WORK INSTRUCTION: Lines with "this": copy each one from the listing below.

INPUT DATA:
■ ■ ■ ■ ■ ■ ■

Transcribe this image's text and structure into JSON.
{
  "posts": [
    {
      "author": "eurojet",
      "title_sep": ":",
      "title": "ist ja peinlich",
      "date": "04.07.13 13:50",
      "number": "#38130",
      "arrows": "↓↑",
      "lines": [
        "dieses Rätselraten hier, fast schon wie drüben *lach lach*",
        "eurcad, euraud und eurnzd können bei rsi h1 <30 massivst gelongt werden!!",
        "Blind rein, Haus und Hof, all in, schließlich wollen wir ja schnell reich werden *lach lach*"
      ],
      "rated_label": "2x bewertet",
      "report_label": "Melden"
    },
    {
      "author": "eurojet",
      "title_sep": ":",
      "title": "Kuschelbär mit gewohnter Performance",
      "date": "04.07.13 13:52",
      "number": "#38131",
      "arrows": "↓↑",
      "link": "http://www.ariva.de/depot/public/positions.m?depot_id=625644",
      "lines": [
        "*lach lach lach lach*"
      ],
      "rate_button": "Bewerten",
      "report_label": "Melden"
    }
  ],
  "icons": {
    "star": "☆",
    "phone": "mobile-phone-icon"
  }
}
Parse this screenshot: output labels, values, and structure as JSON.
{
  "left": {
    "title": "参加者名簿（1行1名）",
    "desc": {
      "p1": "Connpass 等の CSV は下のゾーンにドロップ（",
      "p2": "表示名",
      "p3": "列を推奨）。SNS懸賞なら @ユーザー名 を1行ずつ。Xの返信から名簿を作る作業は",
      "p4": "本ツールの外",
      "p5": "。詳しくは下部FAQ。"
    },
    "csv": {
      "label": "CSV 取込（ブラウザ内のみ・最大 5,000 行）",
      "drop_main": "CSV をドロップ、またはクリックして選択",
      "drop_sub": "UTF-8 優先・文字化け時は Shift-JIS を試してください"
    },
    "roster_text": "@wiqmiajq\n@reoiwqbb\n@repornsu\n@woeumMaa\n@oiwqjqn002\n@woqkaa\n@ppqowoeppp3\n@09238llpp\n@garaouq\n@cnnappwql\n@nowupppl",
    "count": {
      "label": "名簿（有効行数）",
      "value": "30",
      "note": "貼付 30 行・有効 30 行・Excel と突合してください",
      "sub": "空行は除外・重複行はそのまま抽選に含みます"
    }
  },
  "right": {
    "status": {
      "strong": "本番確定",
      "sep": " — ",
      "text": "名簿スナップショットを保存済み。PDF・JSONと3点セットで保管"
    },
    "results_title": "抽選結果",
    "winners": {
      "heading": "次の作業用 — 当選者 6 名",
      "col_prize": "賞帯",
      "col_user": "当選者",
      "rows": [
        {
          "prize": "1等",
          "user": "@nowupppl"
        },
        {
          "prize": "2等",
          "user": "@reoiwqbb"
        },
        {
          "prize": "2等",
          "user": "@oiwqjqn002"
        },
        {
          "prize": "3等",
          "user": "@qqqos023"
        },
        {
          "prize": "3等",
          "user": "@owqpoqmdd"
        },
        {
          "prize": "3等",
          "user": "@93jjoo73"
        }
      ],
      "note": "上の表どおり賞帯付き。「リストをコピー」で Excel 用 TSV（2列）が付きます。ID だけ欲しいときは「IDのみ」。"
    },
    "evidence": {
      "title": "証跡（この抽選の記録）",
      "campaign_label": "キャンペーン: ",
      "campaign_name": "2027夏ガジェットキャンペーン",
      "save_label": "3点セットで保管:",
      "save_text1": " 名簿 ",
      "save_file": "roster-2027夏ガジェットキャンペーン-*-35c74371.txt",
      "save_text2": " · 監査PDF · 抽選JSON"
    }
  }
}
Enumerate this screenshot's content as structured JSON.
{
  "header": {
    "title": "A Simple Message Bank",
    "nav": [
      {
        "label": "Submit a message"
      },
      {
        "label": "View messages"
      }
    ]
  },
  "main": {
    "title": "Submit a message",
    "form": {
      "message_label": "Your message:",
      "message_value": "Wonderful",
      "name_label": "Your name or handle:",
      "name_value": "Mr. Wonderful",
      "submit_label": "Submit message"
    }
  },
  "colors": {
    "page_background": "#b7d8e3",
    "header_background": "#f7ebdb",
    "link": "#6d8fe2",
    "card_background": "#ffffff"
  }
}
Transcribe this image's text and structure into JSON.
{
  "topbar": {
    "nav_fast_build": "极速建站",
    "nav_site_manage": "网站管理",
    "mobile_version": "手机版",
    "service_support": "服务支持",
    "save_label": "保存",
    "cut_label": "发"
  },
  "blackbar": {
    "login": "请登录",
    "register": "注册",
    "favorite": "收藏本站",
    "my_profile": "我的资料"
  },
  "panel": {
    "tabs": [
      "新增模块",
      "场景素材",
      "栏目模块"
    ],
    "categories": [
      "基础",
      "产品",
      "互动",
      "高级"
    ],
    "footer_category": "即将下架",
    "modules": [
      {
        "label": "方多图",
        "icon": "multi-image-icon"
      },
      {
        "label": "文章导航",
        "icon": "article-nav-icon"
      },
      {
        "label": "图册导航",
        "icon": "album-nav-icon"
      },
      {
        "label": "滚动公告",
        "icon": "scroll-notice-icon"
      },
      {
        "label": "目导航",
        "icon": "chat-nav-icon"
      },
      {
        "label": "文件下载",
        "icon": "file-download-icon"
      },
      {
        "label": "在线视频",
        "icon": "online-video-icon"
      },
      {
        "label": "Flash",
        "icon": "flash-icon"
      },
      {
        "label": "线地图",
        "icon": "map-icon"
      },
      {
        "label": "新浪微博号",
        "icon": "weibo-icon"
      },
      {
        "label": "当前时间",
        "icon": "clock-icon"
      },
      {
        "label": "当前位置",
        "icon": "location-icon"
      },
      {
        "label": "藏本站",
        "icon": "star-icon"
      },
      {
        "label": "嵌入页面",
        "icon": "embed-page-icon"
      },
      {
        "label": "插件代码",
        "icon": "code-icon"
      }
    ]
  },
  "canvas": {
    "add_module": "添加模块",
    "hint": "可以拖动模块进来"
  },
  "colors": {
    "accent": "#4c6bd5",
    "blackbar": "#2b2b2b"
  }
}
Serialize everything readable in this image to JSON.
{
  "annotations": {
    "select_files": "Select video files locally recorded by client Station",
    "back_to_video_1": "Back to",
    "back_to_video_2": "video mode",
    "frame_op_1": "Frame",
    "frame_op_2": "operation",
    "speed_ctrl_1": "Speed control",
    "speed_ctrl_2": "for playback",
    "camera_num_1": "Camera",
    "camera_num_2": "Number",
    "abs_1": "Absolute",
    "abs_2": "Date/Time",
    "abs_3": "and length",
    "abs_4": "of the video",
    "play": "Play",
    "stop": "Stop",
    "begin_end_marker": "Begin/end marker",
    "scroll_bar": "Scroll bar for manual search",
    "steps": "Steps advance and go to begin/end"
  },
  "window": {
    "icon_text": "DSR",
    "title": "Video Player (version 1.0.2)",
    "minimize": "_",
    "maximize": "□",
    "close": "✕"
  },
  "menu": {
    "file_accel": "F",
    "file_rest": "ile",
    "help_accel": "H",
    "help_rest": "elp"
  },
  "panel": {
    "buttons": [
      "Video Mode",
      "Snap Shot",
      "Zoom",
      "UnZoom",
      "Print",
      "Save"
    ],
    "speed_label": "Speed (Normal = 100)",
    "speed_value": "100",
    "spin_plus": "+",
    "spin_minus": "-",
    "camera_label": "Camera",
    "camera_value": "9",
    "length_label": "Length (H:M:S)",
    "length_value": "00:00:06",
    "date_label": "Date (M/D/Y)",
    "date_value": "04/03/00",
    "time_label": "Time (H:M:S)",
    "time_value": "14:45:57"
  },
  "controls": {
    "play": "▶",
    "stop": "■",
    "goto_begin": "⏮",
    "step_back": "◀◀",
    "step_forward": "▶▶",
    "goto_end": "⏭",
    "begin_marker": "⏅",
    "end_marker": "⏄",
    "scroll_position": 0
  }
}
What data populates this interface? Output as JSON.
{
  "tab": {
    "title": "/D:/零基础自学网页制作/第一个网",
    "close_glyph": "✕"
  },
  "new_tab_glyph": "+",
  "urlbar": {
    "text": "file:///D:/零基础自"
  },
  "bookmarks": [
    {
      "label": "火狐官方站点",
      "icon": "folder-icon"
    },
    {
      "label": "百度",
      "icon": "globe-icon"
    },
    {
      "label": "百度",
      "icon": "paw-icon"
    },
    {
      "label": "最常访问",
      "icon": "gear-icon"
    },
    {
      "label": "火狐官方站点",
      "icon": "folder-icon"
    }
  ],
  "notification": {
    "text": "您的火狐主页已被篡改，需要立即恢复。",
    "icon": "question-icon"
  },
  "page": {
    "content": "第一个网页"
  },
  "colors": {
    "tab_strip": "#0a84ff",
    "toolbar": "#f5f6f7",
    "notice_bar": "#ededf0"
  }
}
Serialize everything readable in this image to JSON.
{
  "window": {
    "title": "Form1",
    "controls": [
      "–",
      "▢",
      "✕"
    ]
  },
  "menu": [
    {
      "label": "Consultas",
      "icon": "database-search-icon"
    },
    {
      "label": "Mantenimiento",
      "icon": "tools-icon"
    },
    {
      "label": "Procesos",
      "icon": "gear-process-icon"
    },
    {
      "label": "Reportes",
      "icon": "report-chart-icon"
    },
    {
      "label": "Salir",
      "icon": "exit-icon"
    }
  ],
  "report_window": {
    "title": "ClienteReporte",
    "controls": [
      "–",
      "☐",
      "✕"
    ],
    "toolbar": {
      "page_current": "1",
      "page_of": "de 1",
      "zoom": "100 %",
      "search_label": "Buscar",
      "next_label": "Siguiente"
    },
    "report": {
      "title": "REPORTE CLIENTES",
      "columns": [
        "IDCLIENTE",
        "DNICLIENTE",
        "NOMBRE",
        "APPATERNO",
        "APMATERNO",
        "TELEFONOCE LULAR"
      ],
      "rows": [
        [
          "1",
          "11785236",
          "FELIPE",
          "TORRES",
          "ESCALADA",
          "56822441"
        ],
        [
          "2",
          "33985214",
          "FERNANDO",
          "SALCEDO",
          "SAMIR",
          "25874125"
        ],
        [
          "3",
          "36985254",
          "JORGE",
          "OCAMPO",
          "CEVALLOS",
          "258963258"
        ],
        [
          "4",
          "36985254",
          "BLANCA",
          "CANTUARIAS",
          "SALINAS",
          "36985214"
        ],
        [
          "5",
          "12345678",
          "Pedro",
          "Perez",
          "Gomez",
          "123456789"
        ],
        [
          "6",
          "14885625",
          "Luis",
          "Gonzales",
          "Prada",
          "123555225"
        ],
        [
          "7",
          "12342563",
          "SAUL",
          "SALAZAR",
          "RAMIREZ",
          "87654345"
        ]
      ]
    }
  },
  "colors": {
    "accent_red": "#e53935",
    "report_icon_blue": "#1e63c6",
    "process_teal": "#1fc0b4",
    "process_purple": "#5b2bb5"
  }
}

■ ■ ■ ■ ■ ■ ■

COMPLETED EXERCISE:
Transcribe this image's text and structure into JSON.
Parse this screenshot: output labels, values, and structure as JSON.
Enumerate this screenshot's content as structured JSON.
Transcribe this image's text and structure into JSON.
Serialize everything readable in this image to JSON.
What data populates this interface? Output as JSON.
Serialize everything readable in this image to JSON.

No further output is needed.